A self-described, full-time mother of two is hoping to turn her creative hobby into a career after winning a $10,000 dollar grant and the opportunity to illustrate the first children's book by prominent Indigenous author, Bruce Pascoe.
Charmaine Ledden-Lewis, a Bundjalung woman, was announced on Tuesday as the Magabala Books 2019 Kestin Indigenous Illustrator Award winner, securing the lucrative grant funded by the Kestin Family Foundation.
Along with the grant, Ms Ledden-Lewis will also undertake an illustration mentorship, telling NITV News she's excited about the opportunity.
“I am beyond elated, it very overwhelming, it’s very exciting, it’s a very proud moment to share with my family,” she said.
Spending her life disconnected from her culture due to the effects of the stolen generation, Ms Ledden-Lewis hopes this will provide her with more opportunities to deeply engage with her cultural heritage.
“We have this big disconnect from culture… through the efforts of my mum, we are trying to reconnect with our culture,” Ms Ledden-Lewis said.
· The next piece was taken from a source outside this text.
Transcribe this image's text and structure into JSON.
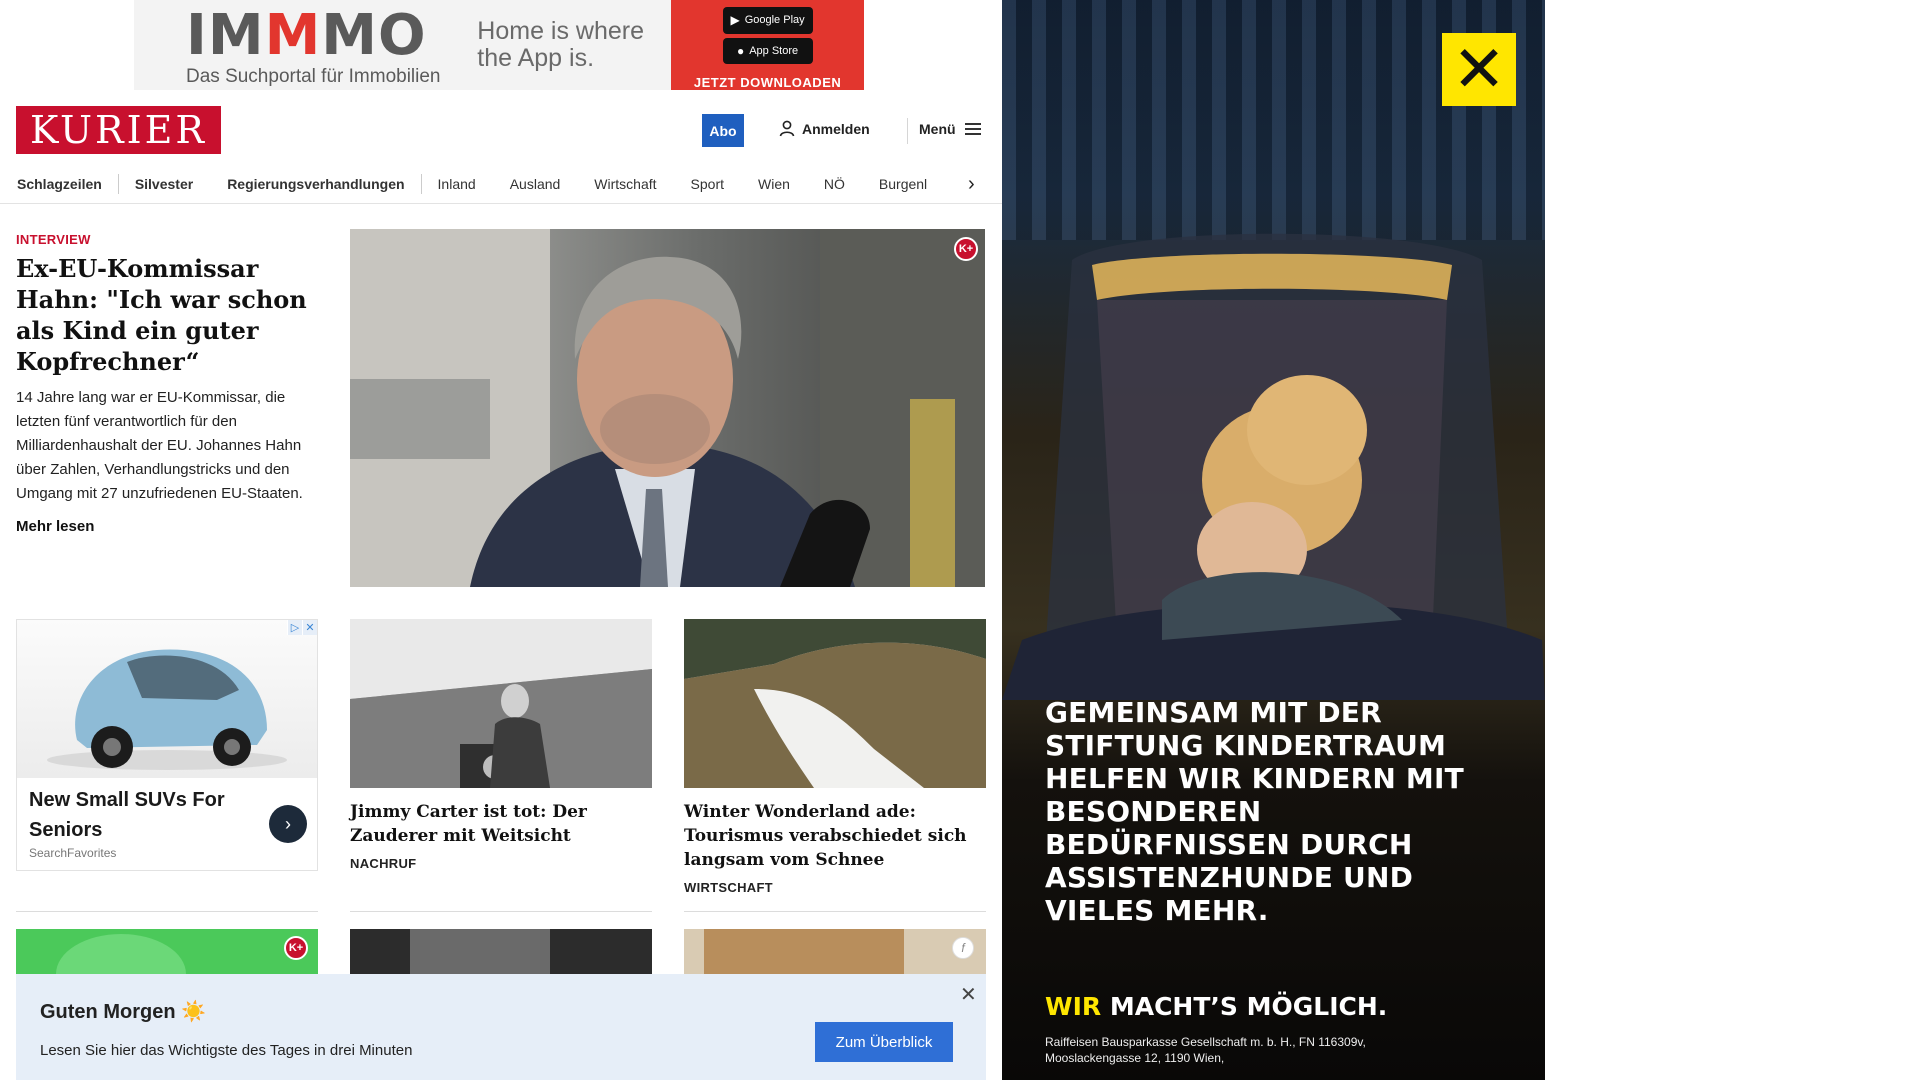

“I am on a journey of reconnecting. I think this particular project will provide me with a really good opportunity to connect to the land and connect to the story that Bruce is writing.”
Magabala Books also launched the children's book Little Bird’s Day by Aboriginal writer, Sally Morgan which was illustrated by Yolŋu artist, Johnny Warrkatja Malibirr as he was the first winner of the Kestin Indigenous Illustrator Award.
The children's book, Little Bird’s Day, tells the tale of a bird who wishes to travel with the wind and fly among the stars. Mr Malibirr shared his excitement, knowing his work would be admired by thousands of children and parents across the nation.
“I was really proud of me when they were buying the books from me… I am really excited,” Mr Malibirr told NITV News.